- _Exercise description_
Every entry below is to be copied exactly, with nothing omitted.

(Beginning of Input data)

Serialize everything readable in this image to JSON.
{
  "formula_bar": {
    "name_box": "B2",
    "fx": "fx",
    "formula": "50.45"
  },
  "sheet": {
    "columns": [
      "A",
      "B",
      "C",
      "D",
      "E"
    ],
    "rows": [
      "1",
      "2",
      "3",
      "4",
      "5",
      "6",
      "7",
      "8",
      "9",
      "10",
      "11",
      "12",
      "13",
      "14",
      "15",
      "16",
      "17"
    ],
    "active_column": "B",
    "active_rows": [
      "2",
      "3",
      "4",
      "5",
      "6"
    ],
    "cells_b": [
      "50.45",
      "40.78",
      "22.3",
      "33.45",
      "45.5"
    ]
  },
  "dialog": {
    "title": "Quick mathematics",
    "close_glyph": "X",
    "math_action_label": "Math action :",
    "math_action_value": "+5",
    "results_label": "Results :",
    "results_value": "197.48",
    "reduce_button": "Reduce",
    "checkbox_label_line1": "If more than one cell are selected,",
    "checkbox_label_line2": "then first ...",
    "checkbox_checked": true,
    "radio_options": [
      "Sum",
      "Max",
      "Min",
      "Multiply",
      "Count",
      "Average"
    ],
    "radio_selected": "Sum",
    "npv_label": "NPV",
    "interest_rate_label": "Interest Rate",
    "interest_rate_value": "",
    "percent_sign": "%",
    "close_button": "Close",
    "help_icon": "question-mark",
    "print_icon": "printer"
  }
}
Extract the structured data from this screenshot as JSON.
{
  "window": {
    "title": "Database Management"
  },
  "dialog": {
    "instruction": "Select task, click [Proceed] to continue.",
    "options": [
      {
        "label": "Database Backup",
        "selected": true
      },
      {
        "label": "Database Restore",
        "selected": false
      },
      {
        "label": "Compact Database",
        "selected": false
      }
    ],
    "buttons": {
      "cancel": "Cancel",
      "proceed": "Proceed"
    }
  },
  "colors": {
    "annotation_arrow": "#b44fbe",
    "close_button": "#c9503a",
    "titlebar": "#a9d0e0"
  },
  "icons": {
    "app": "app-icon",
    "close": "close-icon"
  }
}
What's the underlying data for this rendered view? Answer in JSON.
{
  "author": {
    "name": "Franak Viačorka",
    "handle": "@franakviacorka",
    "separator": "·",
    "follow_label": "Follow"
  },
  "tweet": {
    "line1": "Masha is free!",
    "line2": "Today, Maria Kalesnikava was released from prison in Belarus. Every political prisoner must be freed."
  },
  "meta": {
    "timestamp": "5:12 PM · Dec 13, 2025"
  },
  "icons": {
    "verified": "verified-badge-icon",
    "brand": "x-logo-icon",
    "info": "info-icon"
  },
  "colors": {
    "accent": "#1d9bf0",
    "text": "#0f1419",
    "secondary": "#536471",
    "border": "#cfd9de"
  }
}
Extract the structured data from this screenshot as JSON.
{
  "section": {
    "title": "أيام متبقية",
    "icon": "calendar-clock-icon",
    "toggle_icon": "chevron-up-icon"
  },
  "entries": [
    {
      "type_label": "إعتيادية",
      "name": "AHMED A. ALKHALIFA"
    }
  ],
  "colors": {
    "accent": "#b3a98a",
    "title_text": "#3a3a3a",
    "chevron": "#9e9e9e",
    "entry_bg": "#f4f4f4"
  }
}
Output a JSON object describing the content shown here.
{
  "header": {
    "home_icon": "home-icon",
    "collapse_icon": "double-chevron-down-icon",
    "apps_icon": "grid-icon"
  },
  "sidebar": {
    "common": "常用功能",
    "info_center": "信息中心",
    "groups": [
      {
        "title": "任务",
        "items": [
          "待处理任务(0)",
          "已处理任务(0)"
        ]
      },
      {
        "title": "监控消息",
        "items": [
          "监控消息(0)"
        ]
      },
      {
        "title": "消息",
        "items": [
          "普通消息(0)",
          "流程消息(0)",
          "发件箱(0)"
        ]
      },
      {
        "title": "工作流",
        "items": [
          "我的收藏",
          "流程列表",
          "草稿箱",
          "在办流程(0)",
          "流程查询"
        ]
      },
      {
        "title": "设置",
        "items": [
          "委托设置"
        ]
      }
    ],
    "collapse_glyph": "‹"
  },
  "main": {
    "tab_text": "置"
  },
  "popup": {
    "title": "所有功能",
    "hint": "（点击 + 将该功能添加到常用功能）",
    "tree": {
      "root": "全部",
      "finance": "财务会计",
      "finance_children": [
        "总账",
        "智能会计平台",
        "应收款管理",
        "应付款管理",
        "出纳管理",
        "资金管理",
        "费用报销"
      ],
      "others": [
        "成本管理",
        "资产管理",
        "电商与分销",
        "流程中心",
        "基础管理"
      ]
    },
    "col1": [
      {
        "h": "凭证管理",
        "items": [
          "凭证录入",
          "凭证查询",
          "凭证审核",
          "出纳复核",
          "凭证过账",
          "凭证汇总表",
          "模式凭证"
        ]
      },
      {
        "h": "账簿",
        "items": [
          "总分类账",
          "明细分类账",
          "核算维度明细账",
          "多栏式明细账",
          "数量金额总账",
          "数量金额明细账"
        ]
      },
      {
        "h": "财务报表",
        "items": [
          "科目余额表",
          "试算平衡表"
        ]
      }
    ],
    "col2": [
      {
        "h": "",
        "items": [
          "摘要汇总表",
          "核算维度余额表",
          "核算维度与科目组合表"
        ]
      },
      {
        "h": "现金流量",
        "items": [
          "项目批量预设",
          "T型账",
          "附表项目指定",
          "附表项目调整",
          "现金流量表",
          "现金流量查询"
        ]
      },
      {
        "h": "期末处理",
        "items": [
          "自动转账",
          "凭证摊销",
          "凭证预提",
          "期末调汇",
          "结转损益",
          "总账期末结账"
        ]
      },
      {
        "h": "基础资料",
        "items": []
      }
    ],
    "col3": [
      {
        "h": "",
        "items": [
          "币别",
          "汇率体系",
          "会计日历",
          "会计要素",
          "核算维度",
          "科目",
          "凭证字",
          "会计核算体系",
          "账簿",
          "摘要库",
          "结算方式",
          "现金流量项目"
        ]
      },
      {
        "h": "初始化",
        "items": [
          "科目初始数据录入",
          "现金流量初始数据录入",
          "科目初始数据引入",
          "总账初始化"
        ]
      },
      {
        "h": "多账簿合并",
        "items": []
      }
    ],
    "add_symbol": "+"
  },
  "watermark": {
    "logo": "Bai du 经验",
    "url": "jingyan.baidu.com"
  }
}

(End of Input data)

- _Answer box_
Serialize everything readable in this image to JSON.
{
  "formula_bar": {
    "name_box": "B2",
    "fx": "fx",
    "formula": "50.45"
  },
  "sheet": {
    "columns": [
      "A",
      "B",
      "C",
      "D",
      "E"
    ],
    "rows": [
      "1",
      "2",
      "3",
      "4",
      "5",
      "6",
      "7",
      "8",
      "9",
      "10",
      "11",
      "12",
      "13",
      "14",
      "15",
      "16",
      "17"
    ],
    "active_column": "B",
    "active_rows": [
      "2",
      "3",
      "4",
      "5",
      "6"
    ],
    "cells_b": [
      "50.45",
      "40.78",
      "22.3",
      "33.45",
      "45.5"
    ]
  },
  "dialog": {
    "title": "Quick mathematics",
    "close_glyph": "X",
    "math_action_label": "Math action :",
    "math_action_value": "+5",
    "results_label": "Results :",
    "results_value": "197.48",
    "reduce_button": "Reduce",
    "checkbox_label_line1": "If more than one cell are selected,",
    "checkbox_label_line2": "then first ...",
    "checkbox_checked": true,
    "radio_options": [
      "Sum",
      "Max",
      "Min",
      "Multiply",
      "Count",
      "Average"
    ],
    "radio_selected": "Sum",
    "npv_label": "NPV",
    "interest_rate_label": "Interest Rate",
    "interest_rate_value": "",
    "percent_sign": "%",
    "close_button": "Close",
    "help_icon": "question-mark",
    "print_icon": "printer"
  }
}
Extract the structured data from this screenshot as JSON.
{
  "window": {
    "title": "Database Management"
  },
  "dialog": {
    "instruction": "Select task, click [Proceed] to continue.",
    "options": [
      {
        "label": "Database Backup",
        "selected": true
      },
      {
        "label": "Database Restore",
        "selected": false
      },
      {
        "label": "Compact Database",
        "selected": false
      }
    ],
    "buttons": {
      "cancel": "Cancel",
      "proceed": "Proceed"
    }
  },
  "colors": {
    "annotation_arrow": "#b44fbe",
    "close_button": "#c9503a",
    "titlebar": "#a9d0e0"
  },
  "icons": {
    "app": "app-icon",
    "close": "close-icon"
  }
}
What's the underlying data for this rendered view? Answer in JSON.
{
  "author": {
    "name": "Franak Viačorka",
    "handle": "@franakviacorka",
    "separator": "·",
    "follow_label": "Follow"
  },
  "tweet": {
    "line1": "Masha is free!",
    "line2": "Today, Maria Kalesnikava was released from prison in Belarus. Every political prisoner must be freed."
  },
  "meta": {
    "timestamp": "5:12 PM · Dec 13, 2025"
  },
  "icons": {
    "verified": "verified-badge-icon",
    "brand": "x-logo-icon",
    "info": "info-icon"
  },
  "colors": {
    "accent": "#1d9bf0",
    "text": "#0f1419",
    "secondary": "#536471",
    "border": "#cfd9de"
  }
}
Extract the structured data from this screenshot as JSON.
{
  "section": {
    "title": "أيام متبقية",
    "icon": "calendar-clock-icon",
    "toggle_icon": "chevron-up-icon"
  },
  "entries": [
    {
      "type_label": "إعتيادية",
      "name": "AHMED A. ALKHALIFA"
    }
  ],
  "colors": {
    "accent": "#b3a98a",
    "title_text": "#3a3a3a",
    "chevron": "#9e9e9e",
    "entry_bg": "#f4f4f4"
  }
}
Output a JSON object describing the content shown here.
{
  "header": {
    "home_icon": "home-icon",
    "collapse_icon": "double-chevron-down-icon",
    "apps_icon": "grid-icon"
  },
  "sidebar": {
    "common": "常用功能",
    "info_center": "信息中心",
    "groups": [
      {
        "title": "任务",
        "items": [
          "待处理任务(0)",
          "已处理任务(0)"
        ]
      },
      {
        "title": "监控消息",
        "items": [
          "监控消息(0)"
        ]
      },
      {
        "title": "消息",
        "items": [
          "普通消息(0)",
          "流程消息(0)",
          "发件箱(0)"
        ]
      },
      {
        "title": "工作流",
        "items": [
          "我的收藏",
          "流程列表",
          "草稿箱",
          "在办流程(0)",
          "流程查询"
        ]
      },
      {
        "title": "设置",
        "items": [
          "委托设置"
        ]
      }
    ],
    "collapse_glyph": "‹"
  },
  "main": {
    "tab_text": "置"
  },
  "popup": {
    "title": "所有功能",
    "hint": "（点击 + 将该功能添加到常用功能）",
    "tree": {
      "root": "全部",
      "finance": "财务会计",
      "finance_children": [
        "总账",
        "智能会计平台",
        "应收款管理",
        "应付款管理",
        "出纳管理",
        "资金管理",
        "费用报销"
      ],
      "others": [
        "成本管理",
        "资产管理",
        "电商与分销",
        "流程中心",
        "基础管理"
      ]
    },
    "col1": [
      {
        "h": "凭证管理",
        "items": [
          "凭证录入",
          "凭证查询",
          "凭证审核",
          "出纳复核",
          "凭证过账",
          "凭证汇总表",
          "模式凭证"
        ]
      },
      {
        "h": "账簿",
        "items": [
          "总分类账",
          "明细分类账",
          "核算维度明细账",
          "多栏式明细账",
          "数量金额总账",
          "数量金额明细账"
        ]
      },
      {
        "h": "财务报表",
        "items": [
          "科目余额表",
          "试算平衡表"
        ]
      }
    ],
    "col2": [
      {
        "h": "",
        "items": [
          "摘要汇总表",
          "核算维度余额表",
          "核算维度与科目组合表"
        ]
      },
      {
        "h": "现金流量",
        "items": [
          "项目批量预设",
          "T型账",
          "附表项目指定",
          "附表项目调整",
          "现金流量表",
          "现金流量查询"
        ]
      },
      {
        "h": "期末处理",
        "items": [
          "自动转账",
          "凭证摊销",
          "凭证预提",
          "期末调汇",
          "结转损益",
          "总账期末结账"
        ]
      },
      {
        "h": "基础资料",
        "items": []
      }
    ],
    "col3": [
      {
        "h": "",
        "items": [
          "币别",
          "汇率体系",
          "会计日历",
          "会计要素",
          "核算维度",
          "科目",
          "凭证字",
          "会计核算体系",
          "账簿",
          "摘要库",
          "结算方式",
          "现金流量项目"
        ]
      },
      {
        "h": "初始化",
        "items": [
          "科目初始数据录入",
          "现金流量初始数据录入",
          "科目初始数据引入",
          "总账初始化"
        ]
      },
      {
        "h": "多账簿合并",
        "items": []
      }
    ],
    "add_symbol": "+"
  },
  "watermark": {
    "logo": "Bai du 经验",
    "url": "jingyan.baidu.com"
  }
}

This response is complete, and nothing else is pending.